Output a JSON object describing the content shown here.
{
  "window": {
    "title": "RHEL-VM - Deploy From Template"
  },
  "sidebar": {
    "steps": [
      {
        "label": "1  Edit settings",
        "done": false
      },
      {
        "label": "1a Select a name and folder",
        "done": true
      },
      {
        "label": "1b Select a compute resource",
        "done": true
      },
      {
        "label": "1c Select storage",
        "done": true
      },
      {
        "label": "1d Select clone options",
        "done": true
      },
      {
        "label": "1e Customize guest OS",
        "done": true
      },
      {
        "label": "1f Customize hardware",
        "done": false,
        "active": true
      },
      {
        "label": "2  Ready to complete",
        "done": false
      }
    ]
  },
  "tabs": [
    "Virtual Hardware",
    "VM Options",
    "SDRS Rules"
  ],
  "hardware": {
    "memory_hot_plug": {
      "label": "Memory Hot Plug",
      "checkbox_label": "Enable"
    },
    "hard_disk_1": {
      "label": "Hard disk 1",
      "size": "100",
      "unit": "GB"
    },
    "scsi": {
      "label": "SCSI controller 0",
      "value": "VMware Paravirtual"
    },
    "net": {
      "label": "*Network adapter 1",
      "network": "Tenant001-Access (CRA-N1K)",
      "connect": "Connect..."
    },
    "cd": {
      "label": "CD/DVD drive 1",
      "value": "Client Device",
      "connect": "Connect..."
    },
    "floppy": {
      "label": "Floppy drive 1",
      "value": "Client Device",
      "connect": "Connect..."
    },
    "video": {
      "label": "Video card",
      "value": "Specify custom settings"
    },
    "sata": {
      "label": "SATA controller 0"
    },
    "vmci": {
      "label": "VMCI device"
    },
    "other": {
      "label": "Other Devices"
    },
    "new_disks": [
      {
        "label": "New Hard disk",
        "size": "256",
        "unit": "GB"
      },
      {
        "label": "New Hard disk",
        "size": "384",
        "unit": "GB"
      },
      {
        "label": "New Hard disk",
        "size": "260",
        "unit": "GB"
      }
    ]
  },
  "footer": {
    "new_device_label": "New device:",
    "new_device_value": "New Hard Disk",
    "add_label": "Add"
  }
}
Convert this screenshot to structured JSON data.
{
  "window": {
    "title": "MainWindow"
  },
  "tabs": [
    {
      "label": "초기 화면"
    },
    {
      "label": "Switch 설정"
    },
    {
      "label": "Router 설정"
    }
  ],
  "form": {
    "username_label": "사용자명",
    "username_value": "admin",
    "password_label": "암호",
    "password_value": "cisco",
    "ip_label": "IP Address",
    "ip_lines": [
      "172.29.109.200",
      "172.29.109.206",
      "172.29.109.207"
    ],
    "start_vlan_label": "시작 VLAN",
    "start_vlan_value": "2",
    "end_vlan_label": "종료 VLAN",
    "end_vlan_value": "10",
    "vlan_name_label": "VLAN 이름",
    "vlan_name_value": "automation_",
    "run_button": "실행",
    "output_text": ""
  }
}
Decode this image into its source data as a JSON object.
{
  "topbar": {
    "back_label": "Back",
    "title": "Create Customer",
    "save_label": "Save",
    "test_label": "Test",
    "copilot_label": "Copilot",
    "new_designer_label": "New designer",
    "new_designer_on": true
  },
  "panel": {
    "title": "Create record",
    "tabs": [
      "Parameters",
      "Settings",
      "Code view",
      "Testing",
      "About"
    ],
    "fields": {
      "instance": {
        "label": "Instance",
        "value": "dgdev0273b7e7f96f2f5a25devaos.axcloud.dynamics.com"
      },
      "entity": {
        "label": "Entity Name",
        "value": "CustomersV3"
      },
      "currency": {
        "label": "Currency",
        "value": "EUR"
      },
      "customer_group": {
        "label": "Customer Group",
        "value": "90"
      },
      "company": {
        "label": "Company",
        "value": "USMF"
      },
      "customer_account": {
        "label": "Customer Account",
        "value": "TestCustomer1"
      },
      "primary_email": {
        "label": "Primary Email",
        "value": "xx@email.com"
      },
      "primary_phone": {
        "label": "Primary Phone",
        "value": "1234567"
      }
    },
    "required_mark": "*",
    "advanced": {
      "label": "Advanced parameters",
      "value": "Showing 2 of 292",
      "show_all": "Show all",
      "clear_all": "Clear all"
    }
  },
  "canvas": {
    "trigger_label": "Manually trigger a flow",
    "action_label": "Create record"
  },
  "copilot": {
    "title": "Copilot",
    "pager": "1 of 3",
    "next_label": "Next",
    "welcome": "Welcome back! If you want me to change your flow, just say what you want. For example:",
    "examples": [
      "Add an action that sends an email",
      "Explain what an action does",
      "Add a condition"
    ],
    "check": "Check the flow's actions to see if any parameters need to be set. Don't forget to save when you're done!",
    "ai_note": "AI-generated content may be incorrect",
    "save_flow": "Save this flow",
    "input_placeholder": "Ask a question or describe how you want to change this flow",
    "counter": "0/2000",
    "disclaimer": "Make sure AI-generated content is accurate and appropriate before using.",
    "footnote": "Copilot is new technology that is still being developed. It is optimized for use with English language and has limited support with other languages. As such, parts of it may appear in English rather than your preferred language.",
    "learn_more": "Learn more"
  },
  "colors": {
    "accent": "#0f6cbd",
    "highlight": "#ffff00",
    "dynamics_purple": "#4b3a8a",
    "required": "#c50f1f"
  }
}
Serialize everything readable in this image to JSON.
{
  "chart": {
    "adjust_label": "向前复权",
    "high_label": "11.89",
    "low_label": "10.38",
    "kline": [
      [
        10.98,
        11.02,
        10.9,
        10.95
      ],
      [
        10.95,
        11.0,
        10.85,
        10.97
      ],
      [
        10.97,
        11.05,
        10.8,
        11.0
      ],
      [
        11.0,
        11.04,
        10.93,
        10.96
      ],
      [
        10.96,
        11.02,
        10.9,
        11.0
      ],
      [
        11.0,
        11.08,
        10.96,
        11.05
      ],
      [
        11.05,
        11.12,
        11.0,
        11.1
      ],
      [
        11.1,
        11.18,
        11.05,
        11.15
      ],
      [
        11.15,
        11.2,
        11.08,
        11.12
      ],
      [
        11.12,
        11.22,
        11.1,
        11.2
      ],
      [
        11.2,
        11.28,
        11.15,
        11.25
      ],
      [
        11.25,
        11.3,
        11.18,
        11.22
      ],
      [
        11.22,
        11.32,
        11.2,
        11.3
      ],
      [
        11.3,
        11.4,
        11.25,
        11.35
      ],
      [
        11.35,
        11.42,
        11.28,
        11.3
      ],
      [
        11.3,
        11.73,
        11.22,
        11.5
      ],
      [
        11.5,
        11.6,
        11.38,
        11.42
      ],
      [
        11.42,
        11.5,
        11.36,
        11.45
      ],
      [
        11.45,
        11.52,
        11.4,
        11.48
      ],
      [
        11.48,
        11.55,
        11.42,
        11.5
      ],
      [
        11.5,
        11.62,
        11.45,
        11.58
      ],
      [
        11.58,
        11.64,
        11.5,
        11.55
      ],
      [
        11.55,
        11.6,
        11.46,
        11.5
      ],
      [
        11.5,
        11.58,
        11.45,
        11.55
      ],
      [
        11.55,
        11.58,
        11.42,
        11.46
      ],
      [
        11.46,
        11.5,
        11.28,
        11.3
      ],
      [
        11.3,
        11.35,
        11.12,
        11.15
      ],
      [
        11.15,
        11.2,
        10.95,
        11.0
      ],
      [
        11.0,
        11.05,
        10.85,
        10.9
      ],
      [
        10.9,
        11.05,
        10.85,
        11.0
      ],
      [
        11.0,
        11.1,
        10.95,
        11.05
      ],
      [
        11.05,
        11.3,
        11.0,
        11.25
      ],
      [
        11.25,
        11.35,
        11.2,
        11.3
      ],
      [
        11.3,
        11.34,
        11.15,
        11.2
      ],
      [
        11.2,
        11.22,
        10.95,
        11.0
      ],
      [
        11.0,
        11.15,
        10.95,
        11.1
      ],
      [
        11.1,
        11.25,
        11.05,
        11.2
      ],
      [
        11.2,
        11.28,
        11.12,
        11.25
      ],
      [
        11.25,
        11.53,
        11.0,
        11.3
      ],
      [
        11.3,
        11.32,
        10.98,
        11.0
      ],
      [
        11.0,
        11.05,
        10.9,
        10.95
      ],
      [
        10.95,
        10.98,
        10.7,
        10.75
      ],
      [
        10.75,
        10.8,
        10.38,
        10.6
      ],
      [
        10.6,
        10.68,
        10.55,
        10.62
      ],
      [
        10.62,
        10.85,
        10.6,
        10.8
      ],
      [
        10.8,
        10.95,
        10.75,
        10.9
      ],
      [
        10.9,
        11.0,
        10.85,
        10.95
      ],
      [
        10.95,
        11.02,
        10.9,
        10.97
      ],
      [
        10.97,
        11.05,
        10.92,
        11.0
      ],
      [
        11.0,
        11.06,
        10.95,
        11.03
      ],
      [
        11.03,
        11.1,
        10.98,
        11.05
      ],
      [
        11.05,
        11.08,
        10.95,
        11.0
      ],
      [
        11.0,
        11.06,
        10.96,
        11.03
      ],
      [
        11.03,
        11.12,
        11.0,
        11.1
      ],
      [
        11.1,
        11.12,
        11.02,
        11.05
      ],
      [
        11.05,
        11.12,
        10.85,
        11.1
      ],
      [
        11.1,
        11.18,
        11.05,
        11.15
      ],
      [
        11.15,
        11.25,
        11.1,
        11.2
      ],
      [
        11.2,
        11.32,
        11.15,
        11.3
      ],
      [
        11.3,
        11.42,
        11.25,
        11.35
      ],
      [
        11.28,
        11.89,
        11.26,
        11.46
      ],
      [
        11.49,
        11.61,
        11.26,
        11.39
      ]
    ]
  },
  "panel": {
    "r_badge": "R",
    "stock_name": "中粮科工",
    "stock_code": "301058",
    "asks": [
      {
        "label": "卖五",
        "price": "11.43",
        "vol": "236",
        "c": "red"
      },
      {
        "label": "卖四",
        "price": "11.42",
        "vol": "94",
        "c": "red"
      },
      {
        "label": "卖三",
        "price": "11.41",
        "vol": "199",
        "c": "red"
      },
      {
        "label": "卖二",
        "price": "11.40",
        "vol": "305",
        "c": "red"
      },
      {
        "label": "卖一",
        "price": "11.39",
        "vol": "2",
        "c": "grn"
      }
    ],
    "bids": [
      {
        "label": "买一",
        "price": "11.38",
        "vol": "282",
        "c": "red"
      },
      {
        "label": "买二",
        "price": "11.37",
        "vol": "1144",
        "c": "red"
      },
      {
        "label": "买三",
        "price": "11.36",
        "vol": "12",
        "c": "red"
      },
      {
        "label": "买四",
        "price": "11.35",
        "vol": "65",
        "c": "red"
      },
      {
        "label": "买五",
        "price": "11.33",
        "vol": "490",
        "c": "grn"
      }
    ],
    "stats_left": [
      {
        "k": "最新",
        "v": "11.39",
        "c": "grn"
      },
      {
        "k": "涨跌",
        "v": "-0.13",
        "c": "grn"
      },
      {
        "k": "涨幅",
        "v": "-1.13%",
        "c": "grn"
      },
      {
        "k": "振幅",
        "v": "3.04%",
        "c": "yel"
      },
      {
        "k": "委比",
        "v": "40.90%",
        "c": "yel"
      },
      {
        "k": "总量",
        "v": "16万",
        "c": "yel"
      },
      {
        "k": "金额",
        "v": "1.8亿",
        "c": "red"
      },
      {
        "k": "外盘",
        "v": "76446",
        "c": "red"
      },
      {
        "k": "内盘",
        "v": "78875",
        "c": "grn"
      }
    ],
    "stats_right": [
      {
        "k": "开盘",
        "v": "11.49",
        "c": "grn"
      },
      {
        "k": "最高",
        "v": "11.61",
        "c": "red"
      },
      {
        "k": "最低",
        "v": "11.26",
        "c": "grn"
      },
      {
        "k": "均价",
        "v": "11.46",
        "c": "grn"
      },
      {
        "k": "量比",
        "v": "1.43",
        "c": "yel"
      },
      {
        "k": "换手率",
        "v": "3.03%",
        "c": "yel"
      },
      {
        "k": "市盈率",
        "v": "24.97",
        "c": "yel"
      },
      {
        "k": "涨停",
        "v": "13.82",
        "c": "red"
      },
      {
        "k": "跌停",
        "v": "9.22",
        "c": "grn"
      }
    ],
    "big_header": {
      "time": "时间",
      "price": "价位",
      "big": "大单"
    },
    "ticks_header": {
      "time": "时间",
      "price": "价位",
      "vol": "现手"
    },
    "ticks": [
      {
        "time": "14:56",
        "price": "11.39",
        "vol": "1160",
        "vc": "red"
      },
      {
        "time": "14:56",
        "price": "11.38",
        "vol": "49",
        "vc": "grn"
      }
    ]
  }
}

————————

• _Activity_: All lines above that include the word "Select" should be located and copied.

• _Exercise response_:
        "label": "1a Select a name and folder",
        "label": "1b Select a compute resource",
        "label": "1c Select storage",
        "label": "1d Select clone options",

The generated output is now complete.